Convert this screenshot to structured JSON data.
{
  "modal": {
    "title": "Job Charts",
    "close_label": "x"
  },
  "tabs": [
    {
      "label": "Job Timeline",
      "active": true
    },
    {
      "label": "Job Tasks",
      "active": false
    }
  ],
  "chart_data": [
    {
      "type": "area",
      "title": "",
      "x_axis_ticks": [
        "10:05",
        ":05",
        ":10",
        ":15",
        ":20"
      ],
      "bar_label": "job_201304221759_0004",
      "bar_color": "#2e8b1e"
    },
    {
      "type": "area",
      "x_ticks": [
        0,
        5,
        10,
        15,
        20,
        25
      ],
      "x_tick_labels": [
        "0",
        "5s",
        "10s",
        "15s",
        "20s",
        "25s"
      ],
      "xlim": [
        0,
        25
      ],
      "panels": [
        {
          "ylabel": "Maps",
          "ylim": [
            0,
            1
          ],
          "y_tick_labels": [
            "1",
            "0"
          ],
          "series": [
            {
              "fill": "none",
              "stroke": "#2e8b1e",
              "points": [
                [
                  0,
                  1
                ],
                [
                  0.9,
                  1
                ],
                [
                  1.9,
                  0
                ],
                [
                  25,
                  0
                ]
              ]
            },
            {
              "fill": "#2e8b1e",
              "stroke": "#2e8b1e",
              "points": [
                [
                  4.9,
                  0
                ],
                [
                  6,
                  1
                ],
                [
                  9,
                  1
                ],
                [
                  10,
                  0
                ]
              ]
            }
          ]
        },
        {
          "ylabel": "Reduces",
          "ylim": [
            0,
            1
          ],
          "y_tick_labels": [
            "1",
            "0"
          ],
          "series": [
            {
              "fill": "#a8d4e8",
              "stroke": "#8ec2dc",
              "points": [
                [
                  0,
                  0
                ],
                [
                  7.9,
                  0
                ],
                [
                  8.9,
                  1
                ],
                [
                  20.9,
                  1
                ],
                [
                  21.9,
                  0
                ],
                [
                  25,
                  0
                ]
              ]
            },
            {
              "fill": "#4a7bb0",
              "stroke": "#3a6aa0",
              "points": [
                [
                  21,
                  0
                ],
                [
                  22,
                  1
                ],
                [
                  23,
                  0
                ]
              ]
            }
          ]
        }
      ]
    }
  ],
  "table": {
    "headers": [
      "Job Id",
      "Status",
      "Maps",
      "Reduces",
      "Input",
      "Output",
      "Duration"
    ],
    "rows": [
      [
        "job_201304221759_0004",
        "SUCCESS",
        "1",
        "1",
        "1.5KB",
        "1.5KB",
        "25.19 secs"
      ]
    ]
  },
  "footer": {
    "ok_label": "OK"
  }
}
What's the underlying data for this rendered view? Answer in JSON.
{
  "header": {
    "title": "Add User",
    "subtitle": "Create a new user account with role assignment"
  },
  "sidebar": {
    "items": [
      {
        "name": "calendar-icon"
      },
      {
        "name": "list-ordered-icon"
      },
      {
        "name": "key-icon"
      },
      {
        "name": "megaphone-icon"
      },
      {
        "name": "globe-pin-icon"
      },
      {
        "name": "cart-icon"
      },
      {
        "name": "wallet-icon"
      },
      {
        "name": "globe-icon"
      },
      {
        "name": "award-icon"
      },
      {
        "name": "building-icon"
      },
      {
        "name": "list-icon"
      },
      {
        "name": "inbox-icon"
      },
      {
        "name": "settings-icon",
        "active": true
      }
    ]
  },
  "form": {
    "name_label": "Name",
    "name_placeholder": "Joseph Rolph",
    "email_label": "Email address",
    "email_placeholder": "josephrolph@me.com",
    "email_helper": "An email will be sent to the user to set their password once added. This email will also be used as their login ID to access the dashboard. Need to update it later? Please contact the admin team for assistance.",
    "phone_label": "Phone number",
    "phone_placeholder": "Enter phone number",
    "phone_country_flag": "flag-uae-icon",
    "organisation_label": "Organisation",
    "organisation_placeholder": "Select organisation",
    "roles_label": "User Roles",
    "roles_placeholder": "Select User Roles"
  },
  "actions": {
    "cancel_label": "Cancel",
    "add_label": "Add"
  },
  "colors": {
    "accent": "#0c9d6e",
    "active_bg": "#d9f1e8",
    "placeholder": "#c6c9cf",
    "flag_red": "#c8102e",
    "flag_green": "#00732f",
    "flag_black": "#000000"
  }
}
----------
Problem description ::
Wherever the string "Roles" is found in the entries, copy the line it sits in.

Solution below ::
    "roles_label": "User Roles",
    "roles_placeholder": "Select User Roles"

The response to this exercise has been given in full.